After submitting the required documents, the Social Security office will determine if you qualify for disability benefits. Social Security considers a variety of factors to determine if your condition qualifies you for disability benefits. View the full details here.
Spouses of disabled workers can receive benefits if they have children under 16 or disabled children in their care, or if they’re at least 62 years old. The same rules apply to divorced spouses.
Children under the age of 18, high school students under 19 and adult disabled children under 22 might also qualify for disability benefits.
How to Apply
You can apply for Social Security retirement benefits online by clicking here. Apply for disability benefits here. After you complete the application, a Social Security caseworker will contact you to help determine eligibility.
The Bottom Line
Each case is different and even if you do qualify for benefits, sometimes it’s not in your financial best interest to receive payments. Don’t try to figure it out on your own. Speak to a Social Security caseworker, then a qualified financial advisor, to determine your next step.
RetirementDiscover how to get started planning for and managing your retirement by making simple, deliberate steps towards financial health.
RetirementSocial Security isn't just for retirement. Learn about all three benefits provided by the Social Security Administration: retirement, survivor and disability.
Personal FinanceGo to ssa.gov for all things Social Security. To comply with the Plain Writing Act of 2010, its information was rewritten to make it easier to understand.
Personal FinanceThe short answer is, current earners.
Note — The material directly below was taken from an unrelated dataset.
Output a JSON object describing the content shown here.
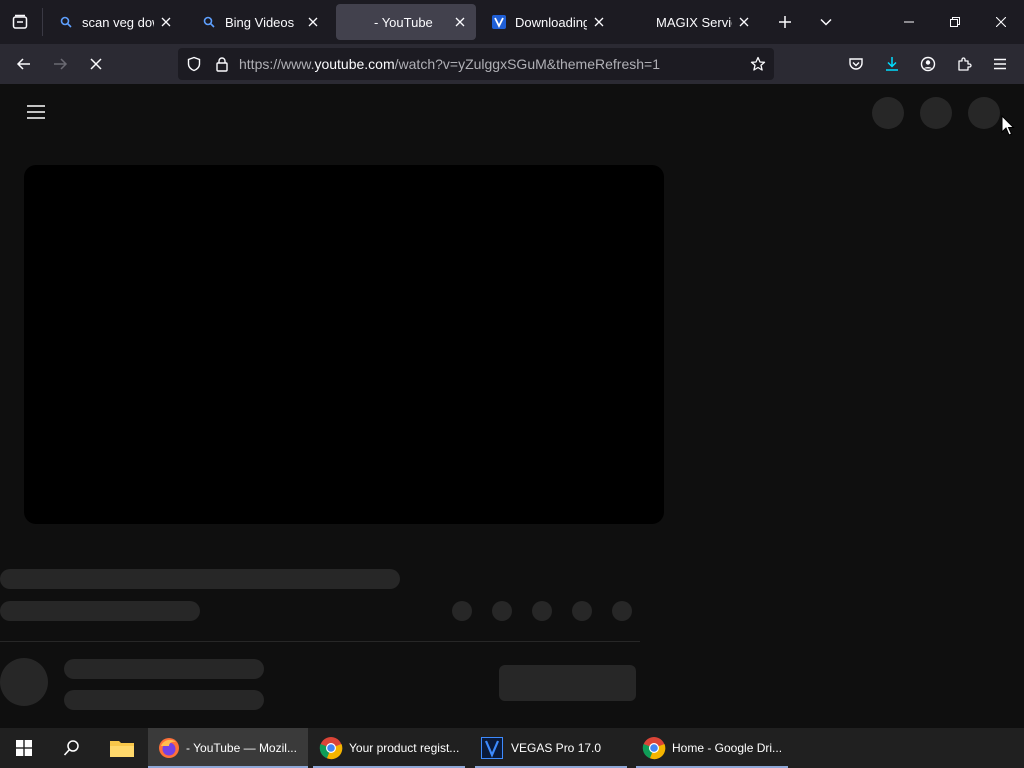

Taxes on current wages pay the Social Security benefits of retirees, the disabled, children and other beneficiaries.
RetirementHere’s an eye-opening statistic: 73% of Americans who are collecting Social Security (SS) today are receiving less than their full benefit. That’s right — they may not be getting their just deserts. That’s ...
BudgetingRetiring at 62 sounds nice, but it could affect the amount of social security you receive.
TaxesWhat's going to happen to Social Security by the time you retire? What can be done to help it?
RetirementHere are five clever tips for stretching your Social Security dollar as far as possible.
RetirementStay and pay the full fee? Cut and run to another provider? Five ways to cope when Medicare threatens to break up you and your medico.
RetirementUnderstand why the Florida communities of Miami Beach, Palm Beach and Key West serve as magnets for the ultra-rich retirees who descend on the state.
The maximum Social Security disability benefit amount for a single eligible person in 2015 is $1,165 per month, but you can ... Read Full Answer >>
Parents may receive Social Security disability benefits for children with ADHD. The percentage of children with ADHD who ... Read Full Answer >>
While a number of conditions must be met, a divorced woman is able to collect Social Security benefits through her ex-husband. ... Read Full Answer >>
The amount of Social Security benefit you are eligible to collect upon retirement is not affected by marriage. Your benefit ... Read Full Answer >>
A disabled individual is eligible to receive disability benefits from the Social Security Administration (SSA) if he earns ... Read Full Answer >>
To determine who is eligible for various Social Security benefits, the Social Security Administration (SSA) uses a system ... Read Full Answer >>
Depending on your age, wage history and disability status, you may be eligible to receive a variety of Social Security benefits. ... Read Full Answer >>
Social Security survivor benefits for children are considered taxable income only for the children who are entitled to receive ... Read Full Answer >>
Disabled persons can receive payments through two programs: Social Security Disability Insurance and Supplemental Security ... Read Full Answer >>